### What is being asked
Your reply should be a single number, the count of lines in the records that contain the string "检测一下".
━━━━━ Records ━━━━━
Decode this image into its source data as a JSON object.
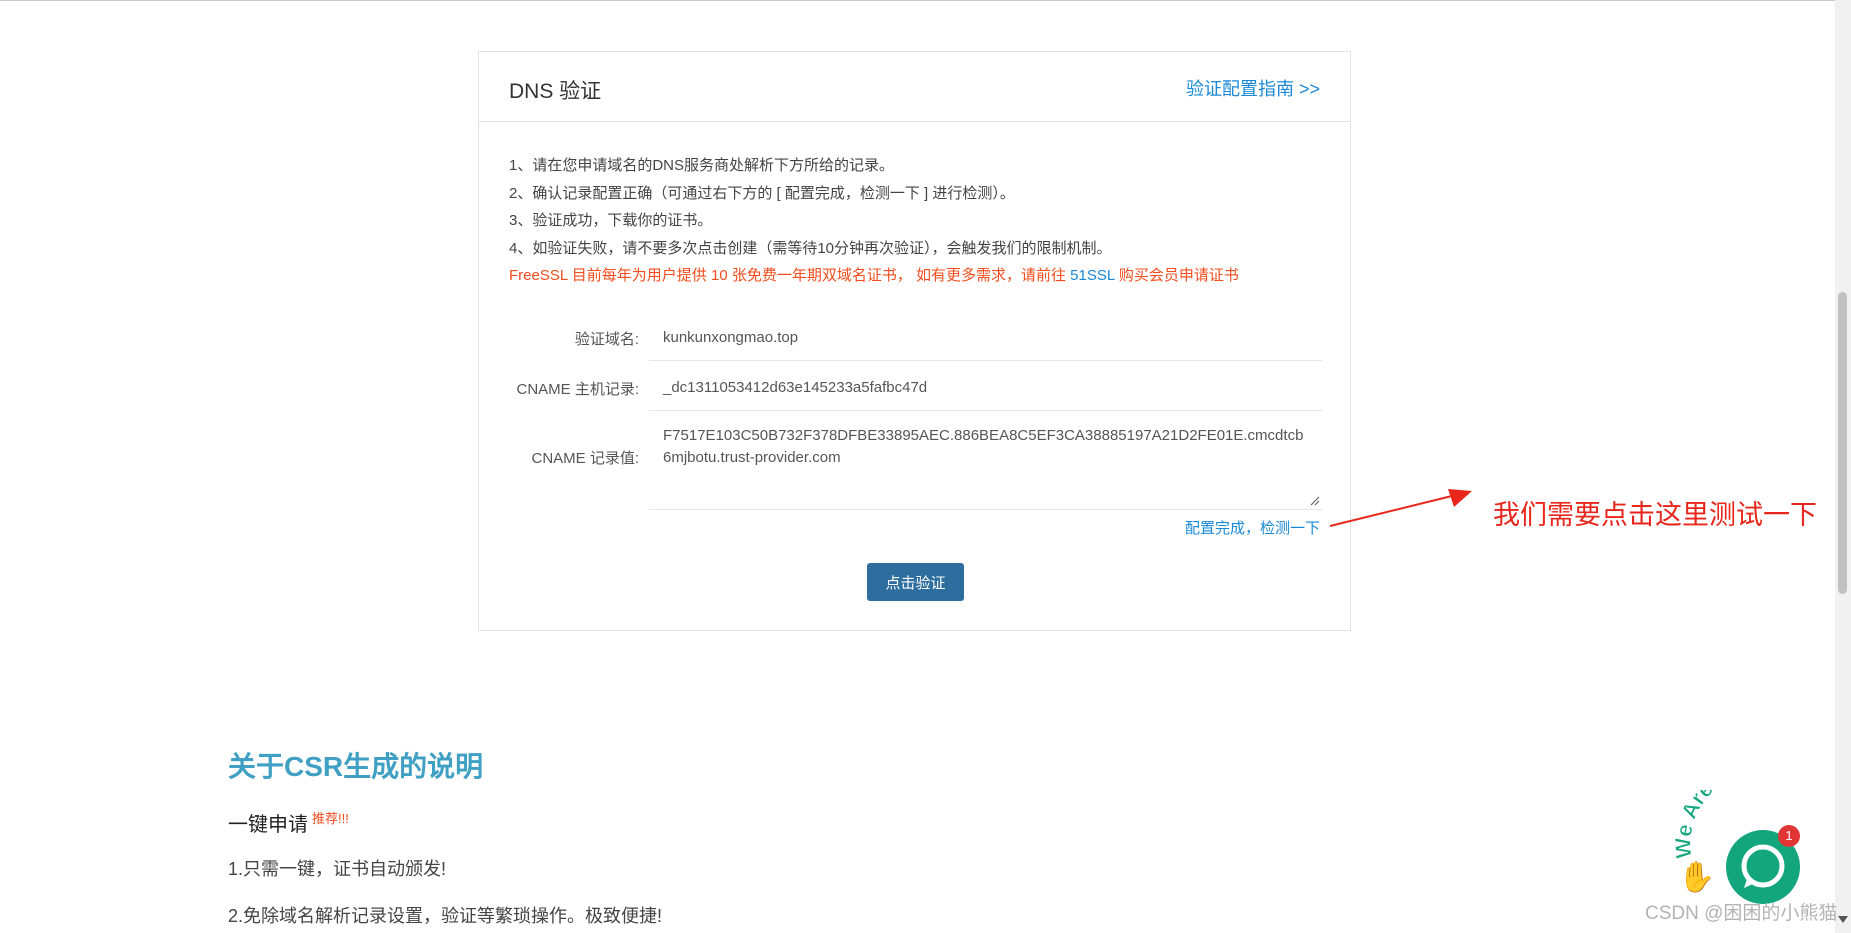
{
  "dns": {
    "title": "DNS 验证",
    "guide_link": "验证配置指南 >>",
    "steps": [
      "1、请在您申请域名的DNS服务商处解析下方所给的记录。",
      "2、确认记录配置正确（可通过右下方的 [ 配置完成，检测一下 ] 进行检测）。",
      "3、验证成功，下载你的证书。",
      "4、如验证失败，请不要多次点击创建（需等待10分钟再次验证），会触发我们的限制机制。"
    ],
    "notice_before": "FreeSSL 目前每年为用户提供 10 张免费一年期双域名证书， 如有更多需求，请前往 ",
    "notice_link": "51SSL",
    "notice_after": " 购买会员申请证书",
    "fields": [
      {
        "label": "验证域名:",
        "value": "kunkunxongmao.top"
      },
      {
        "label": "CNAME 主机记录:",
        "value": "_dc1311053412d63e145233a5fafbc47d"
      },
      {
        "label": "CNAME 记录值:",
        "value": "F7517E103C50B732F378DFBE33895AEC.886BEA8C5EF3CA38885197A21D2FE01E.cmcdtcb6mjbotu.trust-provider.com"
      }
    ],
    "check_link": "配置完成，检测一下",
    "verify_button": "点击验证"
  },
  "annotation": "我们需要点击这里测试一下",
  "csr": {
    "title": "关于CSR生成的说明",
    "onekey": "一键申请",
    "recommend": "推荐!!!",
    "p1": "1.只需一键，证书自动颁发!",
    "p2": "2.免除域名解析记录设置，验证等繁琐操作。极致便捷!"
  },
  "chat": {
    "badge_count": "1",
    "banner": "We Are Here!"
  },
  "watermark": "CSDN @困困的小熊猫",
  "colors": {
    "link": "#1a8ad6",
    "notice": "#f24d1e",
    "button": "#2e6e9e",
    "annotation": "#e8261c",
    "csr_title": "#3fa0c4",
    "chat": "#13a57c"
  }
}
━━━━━
### Result for this exercise
2